I think that the front cover back and the back cover and the back cover inside are a good place to advertise. They are expensive and it is for a reason that they deliver the most results.
The inside ads are only visible to people who are actually reading the magzine. but the ads placed at the above mentioned locations are visible to people who are just flipping the magazine for passing their time.
Congratulations for getting some good spots.
Sanjeev Kumar Vyas
3/15/2005 at 10:56 PM
Randall is right as far as where you want to be and what's cost effective. But the actual payout numbers for your product and your media schedule are unique, so don't run to the bank with the conclusion. You have to run the numbers for yourself.
The factors to consider are the total circulation, your brand awareness level among the target audience, the effectiveness/persuasion of your advertising, and the gross profit per sale of your product/service. The value of an inside back cover, for example, might not be worth the incremental cost for a low-margin brand with high target audience awareness, while another brand might find that the premium placement does payout for its advertising.
The general rules of thumb don't apply to most brands. They are averages and not reliable as a way to make decisions for the majority of brands and situations. You'll have to run the numbers for your product, and for the specific publications you're using. And you'll need to have some way to estimate the persuasiveness of your copy. Otherwise you're likely to make the wrong decision when considering your media placement options.
3/16/2005 at 12:24 AM

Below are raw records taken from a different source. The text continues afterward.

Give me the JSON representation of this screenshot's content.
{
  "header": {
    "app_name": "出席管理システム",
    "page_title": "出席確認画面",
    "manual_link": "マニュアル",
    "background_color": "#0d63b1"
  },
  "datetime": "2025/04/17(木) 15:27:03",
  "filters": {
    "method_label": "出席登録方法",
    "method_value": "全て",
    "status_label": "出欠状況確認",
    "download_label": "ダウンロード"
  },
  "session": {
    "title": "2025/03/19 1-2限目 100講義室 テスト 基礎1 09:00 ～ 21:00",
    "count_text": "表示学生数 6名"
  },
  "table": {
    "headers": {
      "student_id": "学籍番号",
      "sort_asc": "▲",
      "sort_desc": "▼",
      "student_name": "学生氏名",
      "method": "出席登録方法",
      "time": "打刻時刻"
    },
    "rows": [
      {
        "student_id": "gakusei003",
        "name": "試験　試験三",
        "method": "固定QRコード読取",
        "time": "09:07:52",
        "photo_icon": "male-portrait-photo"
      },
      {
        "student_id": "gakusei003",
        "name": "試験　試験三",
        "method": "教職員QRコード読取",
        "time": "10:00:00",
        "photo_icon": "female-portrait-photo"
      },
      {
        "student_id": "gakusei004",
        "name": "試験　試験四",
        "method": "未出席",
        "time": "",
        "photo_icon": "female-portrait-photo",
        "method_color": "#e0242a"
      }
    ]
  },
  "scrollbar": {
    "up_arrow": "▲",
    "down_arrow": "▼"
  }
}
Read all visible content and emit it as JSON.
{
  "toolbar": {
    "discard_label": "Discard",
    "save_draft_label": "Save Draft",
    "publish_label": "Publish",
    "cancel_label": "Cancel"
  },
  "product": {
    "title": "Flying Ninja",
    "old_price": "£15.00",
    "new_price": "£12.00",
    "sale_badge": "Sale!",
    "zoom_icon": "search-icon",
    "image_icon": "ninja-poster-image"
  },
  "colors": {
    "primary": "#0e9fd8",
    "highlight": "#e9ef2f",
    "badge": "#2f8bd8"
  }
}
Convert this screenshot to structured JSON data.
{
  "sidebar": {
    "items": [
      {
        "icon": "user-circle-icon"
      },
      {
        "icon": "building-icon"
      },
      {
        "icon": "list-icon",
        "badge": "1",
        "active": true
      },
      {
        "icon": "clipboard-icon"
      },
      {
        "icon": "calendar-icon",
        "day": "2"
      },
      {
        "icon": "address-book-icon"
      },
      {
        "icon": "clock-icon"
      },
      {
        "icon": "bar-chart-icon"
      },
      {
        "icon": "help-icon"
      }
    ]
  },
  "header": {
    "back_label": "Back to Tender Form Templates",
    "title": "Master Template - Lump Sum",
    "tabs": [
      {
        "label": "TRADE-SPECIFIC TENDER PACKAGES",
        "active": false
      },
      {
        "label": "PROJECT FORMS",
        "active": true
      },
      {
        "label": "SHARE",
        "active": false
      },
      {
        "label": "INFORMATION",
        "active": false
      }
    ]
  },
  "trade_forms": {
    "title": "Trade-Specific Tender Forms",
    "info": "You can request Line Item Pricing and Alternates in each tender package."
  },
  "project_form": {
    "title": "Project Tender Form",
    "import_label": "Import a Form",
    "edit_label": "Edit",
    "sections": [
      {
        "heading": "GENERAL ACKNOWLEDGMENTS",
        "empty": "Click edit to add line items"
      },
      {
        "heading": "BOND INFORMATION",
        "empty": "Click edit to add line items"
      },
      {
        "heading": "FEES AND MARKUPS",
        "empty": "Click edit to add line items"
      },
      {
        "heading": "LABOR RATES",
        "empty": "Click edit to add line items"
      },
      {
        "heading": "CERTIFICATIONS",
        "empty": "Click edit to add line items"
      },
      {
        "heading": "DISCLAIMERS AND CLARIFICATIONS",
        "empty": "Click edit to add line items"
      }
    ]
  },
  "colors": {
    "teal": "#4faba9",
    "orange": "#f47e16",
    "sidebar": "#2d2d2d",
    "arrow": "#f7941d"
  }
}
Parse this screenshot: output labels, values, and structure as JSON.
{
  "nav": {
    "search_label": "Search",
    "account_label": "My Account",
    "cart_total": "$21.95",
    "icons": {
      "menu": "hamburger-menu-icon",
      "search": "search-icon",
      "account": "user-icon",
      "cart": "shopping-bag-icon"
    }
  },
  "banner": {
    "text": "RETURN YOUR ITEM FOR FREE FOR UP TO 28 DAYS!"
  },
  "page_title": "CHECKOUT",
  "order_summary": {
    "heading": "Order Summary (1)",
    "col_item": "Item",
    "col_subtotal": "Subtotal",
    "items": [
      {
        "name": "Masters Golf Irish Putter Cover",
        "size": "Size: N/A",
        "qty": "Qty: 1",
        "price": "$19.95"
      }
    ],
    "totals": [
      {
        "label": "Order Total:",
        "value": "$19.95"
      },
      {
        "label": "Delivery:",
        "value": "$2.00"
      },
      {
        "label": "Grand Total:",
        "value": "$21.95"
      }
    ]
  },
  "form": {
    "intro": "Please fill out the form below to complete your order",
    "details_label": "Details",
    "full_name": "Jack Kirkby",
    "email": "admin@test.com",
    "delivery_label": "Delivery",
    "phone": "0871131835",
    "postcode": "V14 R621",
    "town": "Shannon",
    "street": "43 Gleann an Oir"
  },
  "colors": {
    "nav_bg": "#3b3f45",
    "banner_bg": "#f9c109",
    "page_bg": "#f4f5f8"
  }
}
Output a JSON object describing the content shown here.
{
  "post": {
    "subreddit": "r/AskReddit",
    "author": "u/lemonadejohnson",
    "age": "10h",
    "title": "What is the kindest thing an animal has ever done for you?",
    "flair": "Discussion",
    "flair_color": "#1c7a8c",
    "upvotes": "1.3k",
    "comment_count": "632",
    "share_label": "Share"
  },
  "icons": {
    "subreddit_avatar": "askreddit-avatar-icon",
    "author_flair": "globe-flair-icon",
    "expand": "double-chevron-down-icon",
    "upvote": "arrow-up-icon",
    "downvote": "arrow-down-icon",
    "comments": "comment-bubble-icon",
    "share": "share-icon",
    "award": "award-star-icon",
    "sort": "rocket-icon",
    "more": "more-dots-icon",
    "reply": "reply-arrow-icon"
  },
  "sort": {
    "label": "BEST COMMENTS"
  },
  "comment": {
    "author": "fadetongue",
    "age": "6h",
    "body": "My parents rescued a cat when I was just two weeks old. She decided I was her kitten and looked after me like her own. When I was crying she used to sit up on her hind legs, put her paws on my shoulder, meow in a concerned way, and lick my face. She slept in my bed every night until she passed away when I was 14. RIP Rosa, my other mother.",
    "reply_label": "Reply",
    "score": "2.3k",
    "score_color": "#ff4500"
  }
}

mgoodman makes a very good point. The addition I would make is that it also depends on what your creative demands. If your ad HAS to be in color to be effective, by the time you pay the up charges for color on an inside ad, a cover spot may not be that much more expensive. I have designed ads that work best amongst the editorial and I have designed ads that will only work in cover positions. So as mgoodman said, it depends on the demands of your product or service AND the demands of your creative material.
3/16/2005 at 1:54 AM
Randall and Marlene seem to have the definitions.
Getting into the right magazine for your target segment is more important than placement.
Speaking to them in their terms (i.e. good creative execution) is critical.
Hope this helps.
BACK TO TOP
Post a Comment
Five Even More Buzzworthy SEO Trends You Need to Know in 2017
by Aleh Barysevich
The State of Social Media in 2016: Platform and Usage Trends
by Ayaz Nanji
How Consumers Feel About Marketing Emails
by Ayaz Nanji
Paid vs. Organic Traffic: Which Generates More (and More ...
by Samantha Smith
A 12-Point B2B Positioning Health-Check
by Lawson Abinanti
See more marketing articles »
MarketingProfs uses single
sign-on with Facebook, Twitter, Google and others to make subscribing and signing in easier for you. That's it, and nothing more! Rest assured that
provide your social data to 3rd parties
contact friends on your network
post messages on your behalf
interact with your social accounts
Your data is secure with